The Year of the Giant

38.58-pounder caught one day prior to salmon tournament opener

Just when you think things can’t get any wilder out on Lake Michigan, the Big Pond gives up three world-class trophies in just six days. 

Last week we reported on De Pere angler Susann Jacques and her amazing, 35-pound, 10-ounce Chinook, caught July 19 between Algoma and Sturgeon Bay.

Four days later, Will Martin was on a guided trip with his dad and brother aboard an 18-footer out of Algoma when what would turn out to be a 38.58-pound monster of a king salmon inhaled a Moonshine spoon.

Martin’s catch, which came aboard the boat owned by first-year charter captain Connor Bowen, is thought to be the heaviest on the Wisconsin side of the lake since the Kewaunee/Door County Salmon Tournament winner hit 39 pounds in 1999. 

Speaking of the tournament, Martin made his catch only about 18 hours before the event’s 39th annual start. 

The official opening-weekend leader, Cory Boellaard of Nekoosa, had a 41-inch, 35.65-pound salmon crush a green Howie Fly just before noon Saturday after some storms had passed. He said it took the bait about 100 feet below the surface over about 150 feet of water near Baileys Harbor. 

Cory Boellaard of Nekoosa (left) landed this 41-inch, 35.65-pound Chinook after storms cleared midday on Saturday off Baileys Harbor. As of early Tuesday, it was still the largest in the 39th annual Kewaunee/Door County Salmon Tournament. Get daily updates at Photo by Kari Baumann of Baileys 57.

At the time of this writing early Tuesday, a 32.15-pounder reeled in by Bonnie Maggle of Sturgeon Bay was in second place. It smacked a green-and-black Stinger spoon set about 70 feet down over 130 feet of water off the Bank Reef on Monday night.

Clinging to third was Kevin Kopatz of Green Bay with a 29.98-pounder that inhaled a green fly behind a flasher set 60 feet down over 117 feet of water off Algoma on Saturday night. 

The top 20 fish through the first four days were all 27 pounds or heavier, and the top 40 all weighed at least 25 pounds.
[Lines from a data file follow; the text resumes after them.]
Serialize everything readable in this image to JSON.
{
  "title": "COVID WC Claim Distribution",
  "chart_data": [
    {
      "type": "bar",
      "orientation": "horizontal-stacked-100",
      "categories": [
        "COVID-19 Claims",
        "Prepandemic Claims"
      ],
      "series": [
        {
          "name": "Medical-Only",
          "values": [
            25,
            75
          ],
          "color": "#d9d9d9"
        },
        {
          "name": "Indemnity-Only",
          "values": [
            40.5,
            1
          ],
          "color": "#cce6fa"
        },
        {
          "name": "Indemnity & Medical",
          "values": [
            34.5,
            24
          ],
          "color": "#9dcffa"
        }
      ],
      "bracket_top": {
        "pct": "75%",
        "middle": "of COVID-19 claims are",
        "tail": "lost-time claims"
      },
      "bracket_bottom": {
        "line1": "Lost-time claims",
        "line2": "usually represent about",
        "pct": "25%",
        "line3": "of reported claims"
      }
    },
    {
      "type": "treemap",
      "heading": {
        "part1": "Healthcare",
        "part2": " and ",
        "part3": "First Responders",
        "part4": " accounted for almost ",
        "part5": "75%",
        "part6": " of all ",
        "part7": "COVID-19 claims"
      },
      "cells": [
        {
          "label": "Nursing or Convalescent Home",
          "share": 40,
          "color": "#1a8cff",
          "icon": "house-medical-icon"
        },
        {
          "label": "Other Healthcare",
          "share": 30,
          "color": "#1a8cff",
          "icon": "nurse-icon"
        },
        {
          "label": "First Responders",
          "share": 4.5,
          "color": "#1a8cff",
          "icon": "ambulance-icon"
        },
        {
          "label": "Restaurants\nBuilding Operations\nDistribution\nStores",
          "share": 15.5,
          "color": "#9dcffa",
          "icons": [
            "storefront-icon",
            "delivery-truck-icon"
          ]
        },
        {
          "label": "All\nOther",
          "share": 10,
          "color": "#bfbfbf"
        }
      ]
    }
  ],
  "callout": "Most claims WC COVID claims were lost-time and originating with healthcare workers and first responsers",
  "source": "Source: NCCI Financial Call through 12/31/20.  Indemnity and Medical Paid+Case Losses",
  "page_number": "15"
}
If things continue at this pace, it’ll likely take a salmon of about 25 pounds just to crack the top 100.

Meanwhile, here’s an interesting tidbit on the Susann Jacques story: She gifted the fish of a lifetime to the charter captain.

“Hanging it in his den probably means more to him than it’d mean to me,” said Jacques, who shared time on the rod with her daughter and granddaughter during the hour-plus battle. “I have the memory, the pictures – and the sore arm.”

Keep up with the latest on the exciting finish to this year’s Kewaunee/Door County Salmon Tournament  at